- Jhailyn Ortiz’s 28 home runs mark the 3rd straight year that the Lakewood home run record is broken. Ortiz gets off to a slow start in April, but I get a lot of questions in August about why he is not in Clearwater.
@mekanoff: If the Phillies some how get Shohei Otani, would you play him in the field on days he is not pitching, and if so which position?
Probably 1B. I would pitch him on this type of playing schedule:
Day 1: Pitch (~3 PA)
Day 2: Pinch hit (1 PA)
Day 3: Start 1B (4 PA)
Day 4: Start 1B (4 PA)
Day 5: Pinch hit (1 PA)
On the days he plays first you just deal with Hoskins in the outfield. You want him focusing on pitching so you clear the days before and after he starts as games he doesn’t play the field. That is somewhere on the order of 15 PA a week or about 400 PA on the season.

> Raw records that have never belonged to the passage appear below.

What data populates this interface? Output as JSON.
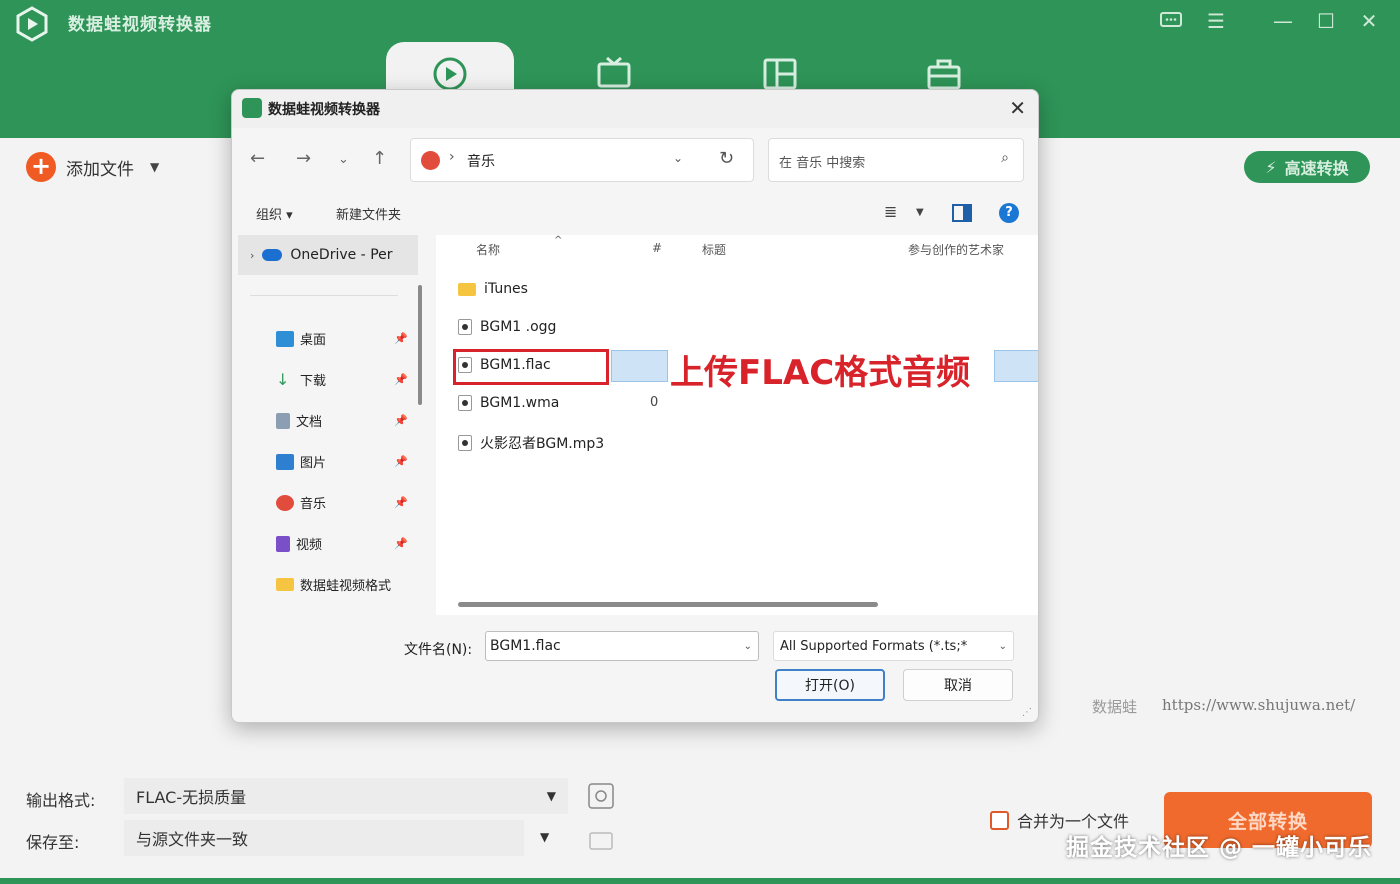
{
  "app": {
    "title": "数据蛙视频转换器",
    "add_file_label": "添加文件",
    "fast_convert_label": "高速转换",
    "brand_label": "数据蛙",
    "site_url": "https://www.shujuwa.net/",
    "output_format_label": "输出格式:",
    "output_format_value": "FLAC-无损质量",
    "save_to_label": "保存至:",
    "save_to_value": "与源文件夹一致",
    "merge_label": "合并为一个文件",
    "convert_all_label": "全部转换",
    "watermark": "掘金技术社区 @ 一罐小可乐",
    "accent_color": "#2e9457",
    "action_color": "#f06a2d",
    "tabs": [
      {
        "icon": "video-convert-icon",
        "active": true
      },
      {
        "icon": "tv-icon",
        "active": false
      },
      {
        "icon": "layout-icon",
        "active": false
      },
      {
        "icon": "toolbox-icon",
        "active": false
      }
    ]
  },
  "dialog": {
    "title": "数据蛙视频转换器",
    "breadcrumb": "音乐",
    "search_placeholder": "在 音乐 中搜索",
    "toolbar": {
      "organize": "组织 ▾",
      "new_folder": "新建文件夹"
    },
    "nav": {
      "onedrive": "OneDrive - Per",
      "items": [
        {
          "label": "桌面",
          "icon": "desktop-icon",
          "color": "#2f8fd6"
        },
        {
          "label": "下载",
          "icon": "download-icon",
          "color": "#2f9b5b"
        },
        {
          "label": "文档",
          "icon": "documents-icon",
          "color": "#8c9fb2"
        },
        {
          "label": "图片",
          "icon": "pictures-icon",
          "color": "#2f7fd0"
        },
        {
          "label": "音乐",
          "icon": "music-icon",
          "color": "#e24c3c"
        },
        {
          "label": "视频",
          "icon": "videos-icon",
          "color": "#7a4fc7"
        },
        {
          "label": "数据蛙视频格式",
          "icon": "folder-icon",
          "color": "#f5c542"
        }
      ]
    },
    "columns": {
      "name": "名称",
      "number": "#",
      "title": "标题",
      "artists": "参与创作的艺术家"
    },
    "files": [
      {
        "name": "iTunes",
        "type": "folder",
        "number": ""
      },
      {
        "name": "BGM1 .ogg",
        "type": "file",
        "number": ""
      },
      {
        "name": "BGM1.flac",
        "type": "file",
        "number": "",
        "selected": true
      },
      {
        "name": "BGM1.wma",
        "type": "file",
        "number": "0"
      },
      {
        "name": "火影忍者BGM.mp3",
        "type": "file",
        "number": ""
      }
    ],
    "annotation": "上传FLAC格式音频",
    "file_name_label": "文件名(N):",
    "file_name_value": "BGM1.flac",
    "filter_value": "All Supported Formats (*.ts;*",
    "open_label": "打开(O)",
    "cancel_label": "取消"
  }
}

@mweintr: You quoted me on the wrong question last week in the Crash Bag, so I’ll ask again: Opening Day lineup next season?
1B Rhys Hoskins

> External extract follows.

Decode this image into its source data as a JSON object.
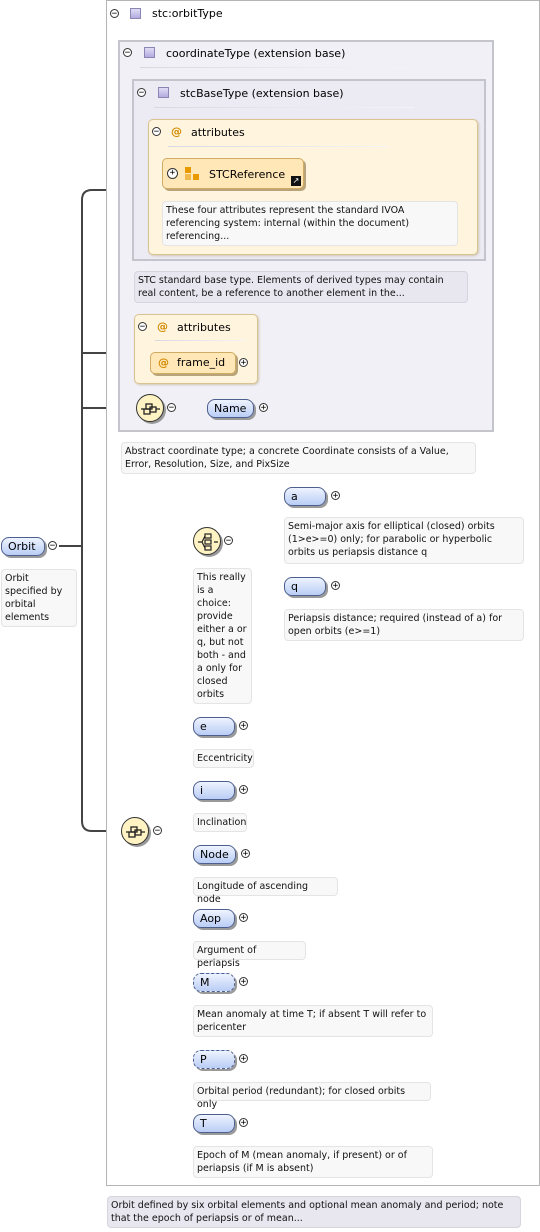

This is at least what I would run out if they don’t trade Cesar Hernandez, which I would put at the most likely outcome right now (I think like 60/40 towards him staying). I think if Cesar is traded and Kingery is up, they jump Herrera to lead off, bump everyone up and put Kingery in the 7 hole.
@joelrineer: Sell me on one player stock you’d buy now before it goes up and one player stock you’d sell before it goes down
I am going to stay in my wheelhouse of Phillies prospects.
Buy: If you haven’t already bought in on Adonis Medina, you might want to do that now. He will probably be 4th or 5th on most prospect lists this offseason which will obscure the fact that he is not only a Top 100 prospect, but may be close to a Top 50 prospect. He does not have Sanchez’s raw stuff, and he is a bit older. However, he has plenty of fastball and his feel for pitching and secondary pitches are better. He profiles as a #3 starter with 3 plus or better pitches, but there is enough here that he could be a low end #2 if things go perfect.
Sell: It is hard to know what still has value, so sell Alberto Tirado and Dylan Cozens if you have any stock left, but those probably both have already cratered. As for guys riding high to sell. I don’t think J.D. Hammer will be on many lists this year, but he is currently on MLB’s top 30 and his name is said a lot. I think he could be a fine reliever, maybe even a setup guy, but the control doesn’t appear to be sharp and the stuff just isn’t that special when compared to the modern MLB reliever. There is so much that can go wrong between hi-A and the majors that I am just not going to buy in if people are selling him highly.
@dbmagazine: With the offensive core mostly falling into place, should Klentak abandon the org/his philosophy and buy top-level pitching w/ longterm deals when/if available?
Abandon the philosophy is a bit drastic, but should they look to buy pitching? Yes, and I think they will. I don’t think the Phillies expected the hitting to out pace the pitching by this much and the pitching development outside of Aaron Nola has certainly been a disappointment. I don’t think any of this wave of pitching outside of Nola and Vince Velasquez had realistic upside greater than a #4 starter (maybe a low end #3), so they still would be looking for high end pitching regardless. The thing right now is that they need a front line starter and they need depth. My personal choice on the depth would be to keep with the 1 year trade deals and see what it would take for the Blue Jays to part with J.A. Happ who is both good and left handed. As for what kind of pitching to buy, I would much rather spend in prospects or money to get a top guy than to get a bunch of smaller pieces. Right now in free agency that is maybe Yu Darvish, but might not even be him. On the trade front it is the usual names who may be available like Gerrit Cole, Chris Archer, and Marcus Stroman. It is hard to predict who will be available, but if someone young and could hits the market, they should move on it.